"You can't give rent invoices to tenants whose business are not operating and it is a situation we share in common. We told banks how the lockdown could affect rent which is the source of the money we use to pay bank loans" said Olivier Mazimpaka, the CHIC Managing Director.
Mazimpaka said they are monitoring the developments before announcing their decision.
"We can't say we will waive rent for a month as long as we aren't sure if the issues will last a month. If banks, for instance, decide to waive loans for a month, maybe we can also waive rent to tenants for a month," he said.
Meanwhile, three tenants operating their businesses at Kigali Business Centre (KBC) have written to management on matters related to rent during the lockdown.
There are 15000 square metres for rent at the building occupied by over 50 tenants. The rent cost for a square metre varies between $25 and $30.
David Mporanyi, the KBC Managing Director, said they are in talks with banks regarding loan repayments and an official communique to all tenants will be released soon.

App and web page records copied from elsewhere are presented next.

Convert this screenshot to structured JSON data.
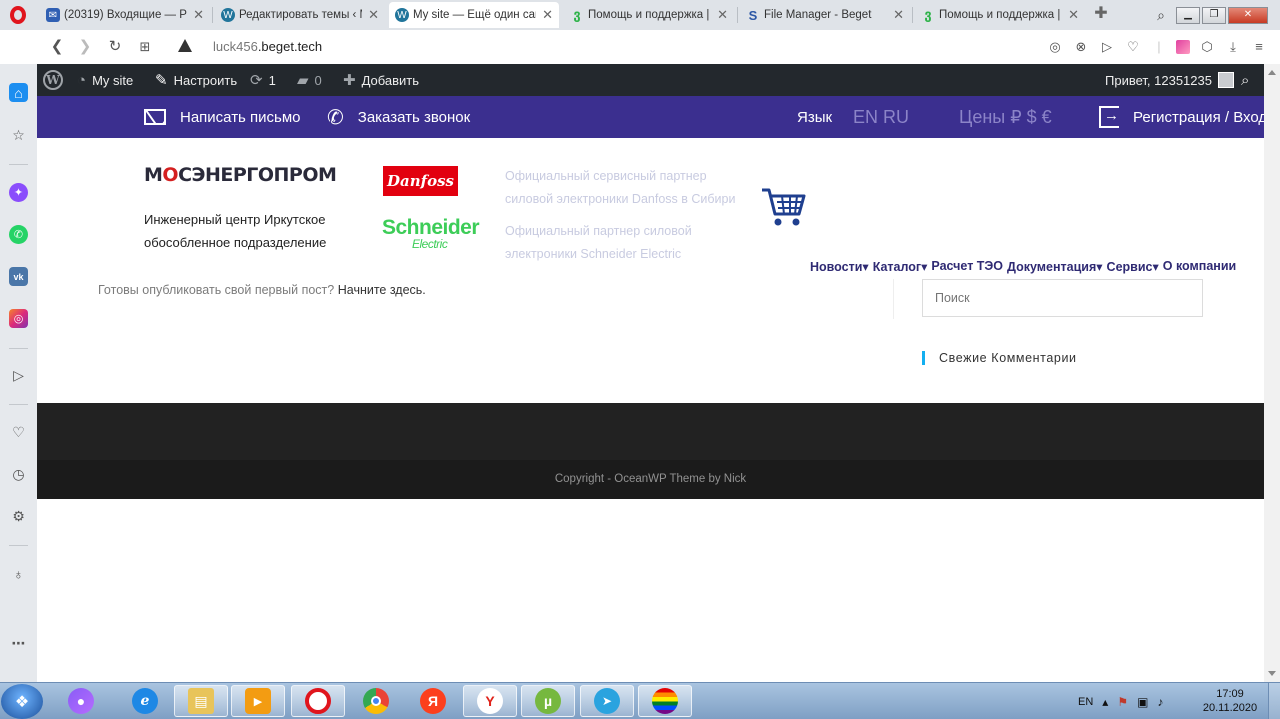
{
  "browser": {
    "tabs": [
      {
        "label": "(20319) Входящие — Ра",
        "icon": "mail-icon",
        "color": "#2f5fb3"
      },
      {
        "label": "Редактировать темы ‹ М",
        "icon": "wordpress-icon",
        "color": "#21759b"
      },
      {
        "label": "My site — Ещё один сай",
        "icon": "wordpress-icon",
        "color": "#21759b",
        "active": true
      },
      {
        "label": "Помощь и поддержка |",
        "icon": "beget-icon",
        "color": "#2fb34a"
      },
      {
        "label": "File Manager - Beget",
        "icon": "beget-icon",
        "color": "#2c57a5"
      },
      {
        "label": "Помощь и поддержка |",
        "icon": "beget-icon",
        "color": "#2fb34a"
      }
    ],
    "url_host": "luck456",
    "url_domain": ".beget.tech"
  },
  "wp_admin": {
    "site": "My site",
    "customize": "Настроить",
    "updates": "1",
    "comments": "0",
    "add_new": "Добавить",
    "greeting": "Привет, 12351235"
  },
  "topbar": {
    "write_letter": "Написать письмо",
    "order_call": "Заказать звонок",
    "lang_label": "Язык",
    "lang_options": "EN RU",
    "prices_label": "Цены ₽ $ €",
    "login": "Регистрация / Вход"
  },
  "header": {
    "logo_a": "М",
    "logo_o": "О",
    "logo_rest": "СЭНЕРГОПРОМ",
    "subtitle": "Инженерный центр Иркутское обособленное подразделение",
    "danfoss": "Danfoss",
    "schneider": "Schneider",
    "schneider_sub": "Electric",
    "partner_danfoss": "Официальный сервисный партнер силовой электроники Danfoss в Сибири",
    "partner_schneider": "Официальный партнер силовой электроники Schneider Electric"
  },
  "nav": {
    "items": [
      "Новости▾",
      "Каталог▾",
      "Расчет ТЭО",
      "Документация▾",
      "Сервис▾",
      "О компании"
    ]
  },
  "content": {
    "ready_text": "Готовы опубликовать свой первый пост?",
    "start_link": "Начните здесь."
  },
  "sidebar": {
    "search_placeholder": "Поиск",
    "recent_comments": "Свежие Комментарии"
  },
  "footer": {
    "copyright": "Copyright - OceanWP Theme by Nick"
  },
  "taskbar": {
    "lang": "EN",
    "time": "17:09",
    "date": "20.11.2020"
  },
  "colors": {
    "brand_purple": "#3b2f8f",
    "nav_text": "#2f2a73",
    "accent_blue": "#13aff0",
    "wp_admin_bg": "#23282d"
  }
}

"We put ourselves in tenants' feet and understand their concerns but we are pretty confident the communique will be fair for both of us. Neither of us (tenants and property owners) is to blame for the crisis because it has affected every sector and this is why we are looking for ways to address it responsibly," he said.
There is also fear that some tenants could eventually leave commercial buildings.
This, observers say, would be a setback to the real estate business.
Moreover, Mporanyi said they are open to discussions with tenants.
"We don't expect our clients to leave because we are flexible and ready to hear our tenants and see if we can facilitate them in terms of rent payments instead of losing them," he said.
Call for government interventions
The real estate sector is at a risk of losing billions of francs if businesses activity in the country continues to plunge.
Charles Haba, the CEO of Century Real Estate, says the relationship between tenants and landlords cannot suffice in this kind of situation, saying that the government should provide a very clear direction for the issue.
"Every business relationship is governed by a contract but the current issue is beyond landlords and tenants' relationships. The government has a very big role to play in this and has to pronounce itself and provide a clear solution to this to avoid disputes between landlords and tenants," Haba said.